The House of Representatives agreed and closed that loophole, making rich non-farmers like basketball star Scotty Pippen ineligible for farm support.

The House farm bill even went a step further and for the first time wrote millionaire farmers out of federal farm funds.

Despite these strides, some said it wasn’t enough. Therefore, the House farm bill ratcheted reform up another notch and reduced the maximum amount of support that farmers can receive by 30%. They even eliminated the “three-entity rule” which could be used by a few to sidestep these payment limits.

No other group with an interest in the farm bill was asked to take a 30% cut in benefits. In fact, most other groups with an interest in the farm bill saw funding increases.

Farm groups could have complained about inequality. They could have cried foul that for the first time in recent history funding was not increased for family farmers in the farm bill. But they did not whine; instead, nearly all major farm groups in the country rallied behind the House bill and its reforms.

Mike Held of the South Dakota Farm Bureau summed it up best when he recently told Rep. Stephanie Herseth Sandlin (D-S.D.), “To get the Farm Bureau, the Farmers Union and all the mainstream commodity groups’ support is a compliment to you and your [House Agriculture] committee.”

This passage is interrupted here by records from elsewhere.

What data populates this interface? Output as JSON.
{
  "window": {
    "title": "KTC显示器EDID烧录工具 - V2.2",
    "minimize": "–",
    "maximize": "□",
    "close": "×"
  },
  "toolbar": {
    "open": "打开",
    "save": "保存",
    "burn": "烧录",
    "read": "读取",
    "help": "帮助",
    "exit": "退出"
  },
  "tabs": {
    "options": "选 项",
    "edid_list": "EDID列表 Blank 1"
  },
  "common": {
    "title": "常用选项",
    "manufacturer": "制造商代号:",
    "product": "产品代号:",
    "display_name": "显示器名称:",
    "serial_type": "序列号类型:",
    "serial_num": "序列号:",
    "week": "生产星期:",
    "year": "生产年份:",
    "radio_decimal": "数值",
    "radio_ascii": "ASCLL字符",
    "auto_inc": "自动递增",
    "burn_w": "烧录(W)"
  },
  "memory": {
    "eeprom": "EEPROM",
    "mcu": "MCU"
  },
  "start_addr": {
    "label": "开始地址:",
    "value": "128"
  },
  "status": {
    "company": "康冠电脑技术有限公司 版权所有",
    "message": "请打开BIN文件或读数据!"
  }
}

But the good news in the bill didn’t stop there. Those demanding reform said changes were needed to attract more young people and minorities to the farm. Again, the House of Representatives agreed.

The bill they passed on July 27 included numerous reforms important to addressing the special needs and concerns of beginning and socially disadvantaged farmers. For example, these growers would be made eligible for additional funding for conservation investments made on their land, and new provisions were added to make it easier to obtain credit.

Amazingly, this is just the stuff in the commodity title.

We haven’t even talked about the $11.5 billion in new investments in nutrition (which will receive two-thirds of the money in the farm bill), the $3.8 billion in new funds for conservation, or the $5.8 billion in additional resources for renewable fuels.

With these vital reforms and significant additions, it’s no wonder many Senators during the August recess called for the House bill to serve as the blueprint for the Senate version.

There’s an old saying “you can’t make everyone happy.” Well, with the exception of a few radicals, it appears that the House of Representatives has come pretty darn close.

Now it’s the Senate’s turn.